You have to allow yourself to not beat yourself up for what you can’t do, and focus on what you can do. This is a huge challenge for most of us, as we’ve spent our entire lives beating ourselves up for our shortcomings. Yoga is about learning to let that go and just be. Be present, do what you can, challenge yourself to find your sweet spot, and stay there. Stay with your practice, even when it gets frustrating because it will get easier. We will all have our good and bad days on the mat. Some days, you will have an extra cup of coffee and find your balance off. Other days, you will have sat in a car traveling for a long time, and your hips will be tight and unwilling to allow your full expression of some poses. We will all have good and bad days. The point is to keep showing up and know that it is all temporary.

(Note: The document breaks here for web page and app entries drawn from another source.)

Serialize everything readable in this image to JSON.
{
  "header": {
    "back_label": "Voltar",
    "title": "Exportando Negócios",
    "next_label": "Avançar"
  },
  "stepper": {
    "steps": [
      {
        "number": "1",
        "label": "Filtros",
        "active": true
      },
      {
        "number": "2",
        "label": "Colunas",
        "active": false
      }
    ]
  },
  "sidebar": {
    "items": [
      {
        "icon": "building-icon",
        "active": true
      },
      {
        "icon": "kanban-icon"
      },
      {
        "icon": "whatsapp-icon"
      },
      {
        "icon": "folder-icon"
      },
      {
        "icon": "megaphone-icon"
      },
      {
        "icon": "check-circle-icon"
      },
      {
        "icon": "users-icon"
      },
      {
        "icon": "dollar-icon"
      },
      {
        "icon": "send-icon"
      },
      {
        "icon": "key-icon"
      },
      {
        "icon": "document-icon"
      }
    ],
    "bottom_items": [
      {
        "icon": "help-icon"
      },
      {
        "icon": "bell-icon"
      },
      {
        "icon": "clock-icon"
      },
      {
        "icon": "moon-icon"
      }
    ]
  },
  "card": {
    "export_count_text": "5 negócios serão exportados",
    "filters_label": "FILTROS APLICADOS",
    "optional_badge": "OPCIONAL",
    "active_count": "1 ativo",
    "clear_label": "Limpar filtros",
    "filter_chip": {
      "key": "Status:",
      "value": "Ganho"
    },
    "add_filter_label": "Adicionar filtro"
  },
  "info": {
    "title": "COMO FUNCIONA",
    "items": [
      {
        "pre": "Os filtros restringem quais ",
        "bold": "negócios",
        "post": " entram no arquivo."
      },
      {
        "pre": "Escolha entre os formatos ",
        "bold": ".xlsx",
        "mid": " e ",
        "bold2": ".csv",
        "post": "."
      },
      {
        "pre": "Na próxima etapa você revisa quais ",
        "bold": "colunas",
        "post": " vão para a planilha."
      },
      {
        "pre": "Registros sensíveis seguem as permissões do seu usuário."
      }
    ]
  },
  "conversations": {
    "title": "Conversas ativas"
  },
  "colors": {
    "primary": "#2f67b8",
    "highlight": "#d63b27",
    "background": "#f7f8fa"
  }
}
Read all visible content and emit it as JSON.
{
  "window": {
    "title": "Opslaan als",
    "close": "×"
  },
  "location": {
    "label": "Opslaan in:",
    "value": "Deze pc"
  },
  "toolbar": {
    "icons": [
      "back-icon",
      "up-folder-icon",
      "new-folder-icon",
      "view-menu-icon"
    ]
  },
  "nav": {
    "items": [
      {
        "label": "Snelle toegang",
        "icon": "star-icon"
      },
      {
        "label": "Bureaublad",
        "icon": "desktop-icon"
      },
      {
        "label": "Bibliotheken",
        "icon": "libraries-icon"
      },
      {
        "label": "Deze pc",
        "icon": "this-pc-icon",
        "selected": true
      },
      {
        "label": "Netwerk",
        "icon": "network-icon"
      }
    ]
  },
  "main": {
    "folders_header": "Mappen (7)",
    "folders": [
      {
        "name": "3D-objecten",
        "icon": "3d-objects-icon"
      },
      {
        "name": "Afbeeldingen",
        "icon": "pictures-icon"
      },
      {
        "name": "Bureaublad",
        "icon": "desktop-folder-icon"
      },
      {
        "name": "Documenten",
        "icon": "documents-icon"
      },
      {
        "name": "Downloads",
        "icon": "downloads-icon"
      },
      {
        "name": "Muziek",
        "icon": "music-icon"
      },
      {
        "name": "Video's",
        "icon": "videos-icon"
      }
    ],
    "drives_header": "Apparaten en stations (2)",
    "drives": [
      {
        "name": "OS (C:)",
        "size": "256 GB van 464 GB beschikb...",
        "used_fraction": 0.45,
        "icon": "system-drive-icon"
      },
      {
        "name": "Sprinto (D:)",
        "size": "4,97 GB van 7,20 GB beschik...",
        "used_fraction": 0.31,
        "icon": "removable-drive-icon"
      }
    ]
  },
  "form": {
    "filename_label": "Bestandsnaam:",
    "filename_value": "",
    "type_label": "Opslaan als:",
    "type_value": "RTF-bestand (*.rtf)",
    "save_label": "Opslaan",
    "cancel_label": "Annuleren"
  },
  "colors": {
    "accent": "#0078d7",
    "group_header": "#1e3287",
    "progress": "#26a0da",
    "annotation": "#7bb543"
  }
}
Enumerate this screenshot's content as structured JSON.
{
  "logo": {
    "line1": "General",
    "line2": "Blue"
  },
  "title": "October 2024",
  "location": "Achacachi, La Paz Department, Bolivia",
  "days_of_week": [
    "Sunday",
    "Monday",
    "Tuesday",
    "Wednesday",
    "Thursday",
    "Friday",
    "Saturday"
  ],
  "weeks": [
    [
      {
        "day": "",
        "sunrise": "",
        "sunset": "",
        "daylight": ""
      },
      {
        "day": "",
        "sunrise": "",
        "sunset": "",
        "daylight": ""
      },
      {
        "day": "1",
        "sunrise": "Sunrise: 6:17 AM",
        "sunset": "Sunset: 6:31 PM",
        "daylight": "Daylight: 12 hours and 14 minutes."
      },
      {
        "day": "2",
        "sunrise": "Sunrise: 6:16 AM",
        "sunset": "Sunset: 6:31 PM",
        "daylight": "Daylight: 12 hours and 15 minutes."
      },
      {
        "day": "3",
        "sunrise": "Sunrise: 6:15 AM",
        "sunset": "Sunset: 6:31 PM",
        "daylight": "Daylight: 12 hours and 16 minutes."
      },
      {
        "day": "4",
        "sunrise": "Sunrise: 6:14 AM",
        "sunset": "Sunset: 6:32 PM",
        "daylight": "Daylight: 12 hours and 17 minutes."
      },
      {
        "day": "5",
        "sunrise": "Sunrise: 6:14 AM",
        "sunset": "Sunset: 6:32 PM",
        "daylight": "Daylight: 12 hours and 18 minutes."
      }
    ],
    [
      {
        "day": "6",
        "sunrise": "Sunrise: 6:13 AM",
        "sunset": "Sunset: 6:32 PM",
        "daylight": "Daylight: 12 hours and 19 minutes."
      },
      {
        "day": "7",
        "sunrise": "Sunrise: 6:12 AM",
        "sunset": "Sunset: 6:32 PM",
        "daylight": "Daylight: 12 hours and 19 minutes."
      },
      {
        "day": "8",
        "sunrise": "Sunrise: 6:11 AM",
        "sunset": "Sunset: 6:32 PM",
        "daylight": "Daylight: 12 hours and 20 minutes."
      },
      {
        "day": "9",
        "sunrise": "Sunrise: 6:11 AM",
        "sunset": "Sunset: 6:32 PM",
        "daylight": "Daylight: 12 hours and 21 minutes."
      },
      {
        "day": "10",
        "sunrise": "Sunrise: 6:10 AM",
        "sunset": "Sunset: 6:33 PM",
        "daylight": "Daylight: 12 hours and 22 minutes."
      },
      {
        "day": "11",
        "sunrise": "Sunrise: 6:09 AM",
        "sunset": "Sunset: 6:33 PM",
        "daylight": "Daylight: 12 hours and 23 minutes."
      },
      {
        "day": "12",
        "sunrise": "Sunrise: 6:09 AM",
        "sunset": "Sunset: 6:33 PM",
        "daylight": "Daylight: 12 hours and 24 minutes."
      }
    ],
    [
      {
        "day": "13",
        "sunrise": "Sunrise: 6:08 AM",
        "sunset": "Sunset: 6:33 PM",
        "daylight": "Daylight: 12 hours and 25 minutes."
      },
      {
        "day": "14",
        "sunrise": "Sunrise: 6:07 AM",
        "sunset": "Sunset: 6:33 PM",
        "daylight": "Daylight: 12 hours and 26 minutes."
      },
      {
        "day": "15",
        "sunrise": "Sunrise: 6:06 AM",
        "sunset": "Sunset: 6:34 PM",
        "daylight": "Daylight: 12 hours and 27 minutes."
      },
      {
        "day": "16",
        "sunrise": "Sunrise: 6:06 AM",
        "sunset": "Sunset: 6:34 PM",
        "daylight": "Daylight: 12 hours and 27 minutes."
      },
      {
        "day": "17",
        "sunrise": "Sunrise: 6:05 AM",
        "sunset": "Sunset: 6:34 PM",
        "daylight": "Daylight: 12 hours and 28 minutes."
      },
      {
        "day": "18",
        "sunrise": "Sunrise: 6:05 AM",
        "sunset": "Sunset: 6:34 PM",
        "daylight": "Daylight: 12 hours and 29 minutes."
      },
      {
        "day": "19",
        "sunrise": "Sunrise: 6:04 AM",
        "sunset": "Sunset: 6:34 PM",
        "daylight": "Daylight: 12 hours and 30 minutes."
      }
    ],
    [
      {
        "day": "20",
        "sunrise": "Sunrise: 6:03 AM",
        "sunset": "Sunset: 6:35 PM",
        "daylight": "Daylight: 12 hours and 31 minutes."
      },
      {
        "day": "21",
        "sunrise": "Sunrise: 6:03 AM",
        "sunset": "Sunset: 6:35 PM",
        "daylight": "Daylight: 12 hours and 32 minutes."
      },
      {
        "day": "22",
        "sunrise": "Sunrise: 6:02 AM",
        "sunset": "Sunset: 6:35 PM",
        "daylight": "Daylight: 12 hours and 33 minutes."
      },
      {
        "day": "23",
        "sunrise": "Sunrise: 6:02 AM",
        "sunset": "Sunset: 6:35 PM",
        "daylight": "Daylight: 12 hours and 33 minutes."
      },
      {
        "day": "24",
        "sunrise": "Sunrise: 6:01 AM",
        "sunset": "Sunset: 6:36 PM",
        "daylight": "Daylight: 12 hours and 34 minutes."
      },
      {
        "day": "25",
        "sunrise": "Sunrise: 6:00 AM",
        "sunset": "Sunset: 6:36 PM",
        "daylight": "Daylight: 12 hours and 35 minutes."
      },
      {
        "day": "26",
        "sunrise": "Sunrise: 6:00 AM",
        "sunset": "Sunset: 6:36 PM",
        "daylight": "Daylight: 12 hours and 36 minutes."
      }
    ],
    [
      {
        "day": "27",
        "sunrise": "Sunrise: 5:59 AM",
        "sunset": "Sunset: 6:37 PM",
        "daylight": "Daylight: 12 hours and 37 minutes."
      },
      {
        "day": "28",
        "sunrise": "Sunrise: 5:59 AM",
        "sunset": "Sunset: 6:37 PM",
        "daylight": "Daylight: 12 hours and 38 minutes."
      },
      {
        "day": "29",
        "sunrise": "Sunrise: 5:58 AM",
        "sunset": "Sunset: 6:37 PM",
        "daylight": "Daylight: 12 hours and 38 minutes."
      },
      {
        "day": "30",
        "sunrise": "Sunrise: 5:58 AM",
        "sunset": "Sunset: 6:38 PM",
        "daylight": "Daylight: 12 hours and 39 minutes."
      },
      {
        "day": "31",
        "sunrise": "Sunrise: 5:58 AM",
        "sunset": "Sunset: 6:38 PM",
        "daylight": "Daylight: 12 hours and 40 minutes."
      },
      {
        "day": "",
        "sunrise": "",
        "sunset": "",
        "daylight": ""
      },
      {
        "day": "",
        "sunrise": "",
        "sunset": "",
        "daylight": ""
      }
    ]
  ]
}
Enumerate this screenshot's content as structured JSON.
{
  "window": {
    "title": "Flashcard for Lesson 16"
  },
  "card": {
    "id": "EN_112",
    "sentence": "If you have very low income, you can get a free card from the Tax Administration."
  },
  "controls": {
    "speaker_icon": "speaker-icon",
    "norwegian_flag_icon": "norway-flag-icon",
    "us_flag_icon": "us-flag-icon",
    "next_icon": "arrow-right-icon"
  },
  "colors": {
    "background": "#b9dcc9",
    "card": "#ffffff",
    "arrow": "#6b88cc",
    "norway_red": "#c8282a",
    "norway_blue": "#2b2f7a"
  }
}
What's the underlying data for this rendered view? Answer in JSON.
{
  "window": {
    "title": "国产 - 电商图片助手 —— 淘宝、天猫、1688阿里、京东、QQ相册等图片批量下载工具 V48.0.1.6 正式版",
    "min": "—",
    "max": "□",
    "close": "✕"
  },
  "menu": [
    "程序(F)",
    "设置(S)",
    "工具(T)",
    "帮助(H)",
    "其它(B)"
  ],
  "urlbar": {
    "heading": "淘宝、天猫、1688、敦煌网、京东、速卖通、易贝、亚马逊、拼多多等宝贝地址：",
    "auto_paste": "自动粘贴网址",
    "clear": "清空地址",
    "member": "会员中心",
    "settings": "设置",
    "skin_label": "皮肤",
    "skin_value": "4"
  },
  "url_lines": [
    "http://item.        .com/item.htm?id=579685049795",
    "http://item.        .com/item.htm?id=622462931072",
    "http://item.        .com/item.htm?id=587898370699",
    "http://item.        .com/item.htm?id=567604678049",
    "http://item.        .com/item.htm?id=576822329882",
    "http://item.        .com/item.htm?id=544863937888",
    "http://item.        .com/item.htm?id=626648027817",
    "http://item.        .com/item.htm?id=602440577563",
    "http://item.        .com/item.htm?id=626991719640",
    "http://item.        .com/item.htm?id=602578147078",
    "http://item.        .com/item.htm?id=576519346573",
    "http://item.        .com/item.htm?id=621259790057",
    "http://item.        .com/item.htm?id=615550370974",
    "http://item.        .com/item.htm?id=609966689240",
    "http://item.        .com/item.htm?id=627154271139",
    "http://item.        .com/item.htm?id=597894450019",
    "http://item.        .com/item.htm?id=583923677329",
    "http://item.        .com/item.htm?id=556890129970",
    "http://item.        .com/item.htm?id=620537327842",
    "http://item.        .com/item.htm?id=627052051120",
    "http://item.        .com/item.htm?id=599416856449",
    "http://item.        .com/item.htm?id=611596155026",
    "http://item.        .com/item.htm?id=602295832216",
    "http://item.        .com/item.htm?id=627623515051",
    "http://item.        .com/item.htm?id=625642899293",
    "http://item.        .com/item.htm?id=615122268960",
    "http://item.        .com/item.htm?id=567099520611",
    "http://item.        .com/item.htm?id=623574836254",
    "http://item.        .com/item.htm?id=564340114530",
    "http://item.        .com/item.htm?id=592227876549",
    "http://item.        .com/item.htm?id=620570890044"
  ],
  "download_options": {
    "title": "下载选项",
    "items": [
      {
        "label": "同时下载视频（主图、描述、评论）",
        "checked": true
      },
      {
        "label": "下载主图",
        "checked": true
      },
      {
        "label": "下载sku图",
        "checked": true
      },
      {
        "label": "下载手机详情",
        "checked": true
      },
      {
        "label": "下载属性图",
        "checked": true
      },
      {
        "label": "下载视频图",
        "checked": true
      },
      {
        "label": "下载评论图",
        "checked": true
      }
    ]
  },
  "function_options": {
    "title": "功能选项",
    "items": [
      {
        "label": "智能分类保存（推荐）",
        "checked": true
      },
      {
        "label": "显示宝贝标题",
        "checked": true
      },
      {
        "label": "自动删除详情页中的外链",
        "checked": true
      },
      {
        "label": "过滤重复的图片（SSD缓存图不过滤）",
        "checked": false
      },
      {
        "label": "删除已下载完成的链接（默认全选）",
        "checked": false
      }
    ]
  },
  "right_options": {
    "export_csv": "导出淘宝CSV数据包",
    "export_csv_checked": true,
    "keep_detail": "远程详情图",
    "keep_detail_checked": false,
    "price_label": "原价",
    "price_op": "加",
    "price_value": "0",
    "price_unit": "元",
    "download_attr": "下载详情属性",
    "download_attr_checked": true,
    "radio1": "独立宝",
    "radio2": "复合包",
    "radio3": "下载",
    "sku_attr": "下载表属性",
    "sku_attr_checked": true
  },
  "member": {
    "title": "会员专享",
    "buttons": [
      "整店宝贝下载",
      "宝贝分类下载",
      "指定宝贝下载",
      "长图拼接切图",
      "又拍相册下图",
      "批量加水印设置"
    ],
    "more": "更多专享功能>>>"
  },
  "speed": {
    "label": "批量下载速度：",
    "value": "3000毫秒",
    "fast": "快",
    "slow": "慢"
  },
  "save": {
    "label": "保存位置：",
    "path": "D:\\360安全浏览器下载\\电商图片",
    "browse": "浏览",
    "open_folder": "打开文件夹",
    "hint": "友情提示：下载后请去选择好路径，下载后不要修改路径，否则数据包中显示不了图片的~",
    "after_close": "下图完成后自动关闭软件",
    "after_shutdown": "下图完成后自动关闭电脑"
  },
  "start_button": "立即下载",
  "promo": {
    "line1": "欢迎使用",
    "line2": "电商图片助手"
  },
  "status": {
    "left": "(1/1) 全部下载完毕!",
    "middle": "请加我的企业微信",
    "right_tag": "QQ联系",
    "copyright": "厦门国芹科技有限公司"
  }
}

The beauty of practicing not-attachment, self-compassion, and consistency in your practice is that you are building these skills for life. You find that you are able to meet life’s challenges with the acceptance, self-confidence, resolve, and determination to conquer any difficulty that comes your way. So, how do you learn to love it? Because wasn’t that what this was originally about – loving it, not talking about how frustrating it can be?
How to Love Yoga (some simple tips to get started)
1) Get on your mat
When class opens, and the teacher cues you to focus on your breath, to ground and center on your mat, to let go of everything outside of your mat: DO IT. Leave all your cares and worries outside. Commit to one hour of not listening to your inner critic, no matter what they say. Just focus on you, and only you. Not the person next to you and what they can or can’t do. Choose to set an intention for every class. Find that one word or phrase that you can resonate with, and carry it with you through the practice. I find that if I choose one positive word and keep repeating it like a mantra, my class goes way better in my head. Do not make it a “just get through it” mantra, make it a positive one; “you are amazing”, “you are happy”, “you are perfect”, or just simply “happy”, “peaceful”, or “centered”. Whatever it is you are hoping to attain, make that your focal point.
2) Set your ego aside
Another key that needs to be stated: each and every person has their own ego that is beating them up inside.
As fat as you feel, as awkward as you feel, as out of place… know that others in the room feel the same way.
The size zero woman could be battling her own self-worth. The slender, athletic woman may be telling herself that she isn’t good enough. The older, confident woman feels like she can’t compare with the younger women. The younger women feel out of place around the older, more confident women.
We all have our own issues. Your inner voice could be telling you that you are the only one not in a full extension of tree pose because it’s trying to isolate you. The fact is, there is a woman right behind you who can’t do a full extension of tree pose because of an unrelated injury in her youth, but she’s watching you with admiration for the way you gracefully extend your arms.
But most likely, everyone in that room is too focused on themselves and their own shortcomings to even worry or think twice about you and what you can or can’t do. Judgey women don’t tend to show up for yoga class, because it forces them to judge themselves too much.
Yoga attracts the type of person who is actually less critical of others, as yoga forces you to put your ego aside for one hour. And that is a good thing, a very good thing. P.S – if you want to learn how yoga can actually promote body positivity and self-love, read my other blog next!
3) Keep at it, you got this!
Keep showing up, keep trying your best, make your mental battle your point of focus more than your physical battle. Stay committed to letting it all go, and just be.
Allow yourself to just BE.
And then celebrate yourself for showing up!
Use kind words with yourself. Slowly learn to appreciate all that your body can do, and shun all thoughts of what it can’t do.
You are worthy of that celebration, your body is perfectly made and worthy of celebrating movement!
It really is that simple to learn how to love yoga. SO, what are you waiting for? Sign-up for a class, course, training, or retreat today! P.S Follow me on FACEBOOK and INSTAGRAM for more tips on how to start yoga and how to develop your practice, both on and off the mat.